A comfortable advance suddenly turned adventurous for Ohio State in its Big Ten Tournament debut before the Buckeyes survived at the free throw line to win for the first time in three weeks.
Each of the four Ohio State losses that dampened a once-promising season induced OSU fans to adopt the attitude of every traffic cop at every fender-bender that backs up the freeway at rush hour.
Move along. Nothing to see here.
After all, losing to Top Ten members Michigan, Iowa and Illinois is no disgrace, and even the Buckeyes’ road loss at Michigan State came with the Spartans clawing to get into the NCAA Tournament.
Sniffing danger and swearing it’s perfume works only so long, however, and Ohio State just about ran out of excuses Thursday in a 79-75 survival of Minnesota in the Big Ten Tournament.
OSU owned a 13-0 lead at the outset and held a 12-point margin with only 1:38 left before sealing an advance to a 2 p.m. Friday quarterfinal matchup against Purdue on E.J. Liddell’s two free throws with eight seconds left and another pair from Duane Washington with two seconds remaining.
“We’re not giving this one back by any stretch,” Ohio State coach Chris Holtmann said. “I’m proud of our guys. I’m proud of E.J. for knocking down those free throws late. I feel good about being able to survive and advance and move forward.”
Winning indeed beats losing, given the damage blowing a double-figure margin down the stretch to the injury-depleted Gophers (14-15) would have inflicted on OSU’s NCAA Tournament seeding.
Minnesota played without center Liam Robbins, who scored 27 points in OSU’s 77-60 loss at Minneapolis on Jan. 3.
Marcus Carr scored 24 and Jamal Mashburn 18 for the Gophers, with Carr getting nine of his points in the final 1:38 after Justice Sueing’s two free throws handed Ohio State a 72-60 lead.
OSU missed three free throws, a layup and committed two turnovers after that and its lead soon shrank to 75-74 when Carr bottomed a three-pointer with 15 seconds left.
“You have to survive and advance,” Sueing said. “Minnesota got going at the end and made some tough shots. We missed some free throws and they had some momentum plays that brought them back into the game.”
Liddell made two free throws to extend the margin to three with 15 seconds left, then Carr made only one of two from the line at :07 and Washington closed it out.
“I’ve watched enough college basketball to know that players aren’t perfect,” Holtmann said. “They made some plays. We missed a couple free throws. We had a critical offensive foul there. It’s part of the learning experience. There’s a couple things we can do better, but they also made some tough shots.”

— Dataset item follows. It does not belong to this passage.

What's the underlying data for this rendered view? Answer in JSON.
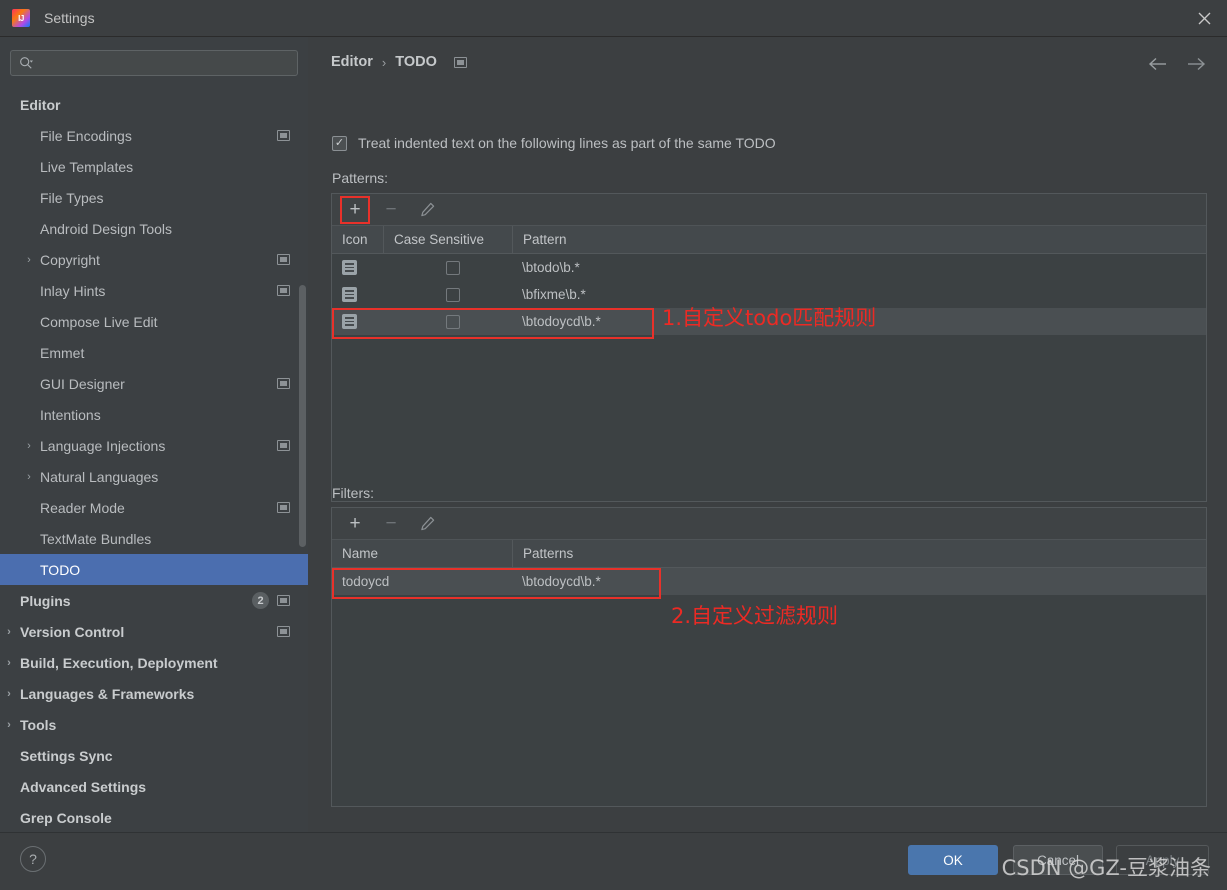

That’s the glass half-full view, which Holtmann hopes convinces OSU it can close out a game late after failing in similar circumstances in losses to Northwestern, Purdue and Illinois.
The glass half-empty perspective is the Buckeyes continue inventing ways to imperil outcomes that great teams put away and do not allow to get away.
“I wouldn’t say that’s a concern,” senior guard C.J. Walker said. “It’s March. A lot of things can happen: a lot of upsets, a lot of great games. You have to keep doing what you have to do, keep playing one play at a time and win the game. I think we did that better than what we’ve been doing.”
If they do so again Friday, the Buckeyes (19-8) would likely guarantee themselves a No. 2 seed in the NCAA Tournament by avenging their two regular-season losses to the Boilermakers.
A defeat might not bump OSU off the No. 2 line, but would send the Buckeyes into the Tournament on the shaky ground of five losses in its last six games.
Getting to the Saturday Big Ten semifinals and a likely rematch with No. 4 Michigan would better rebuild Ohio State’s psyche, particularly if it upsets or evenly trades blows with Michigan as was the case in the teams’ 92-87 battle in Columbus three weeks ago.
Back then, OSU was routinely getting the balanced scoring it featured in the win over Minnesota.
Sueing and Washington had 16 apiece against the Gophers. Liddell added 14. Kyle Young had 11 and Walker 10.
“I’m proud of my guys being able to stick together after losing our last couple of games of the season,” Sueing said. “Being able to stick together and carry out this win. It means a lot.”
Bruce Hooley is a former sports editor of the Troy Daily News and the host of the We Tackle Life podcast on iTunes and GooglePlay.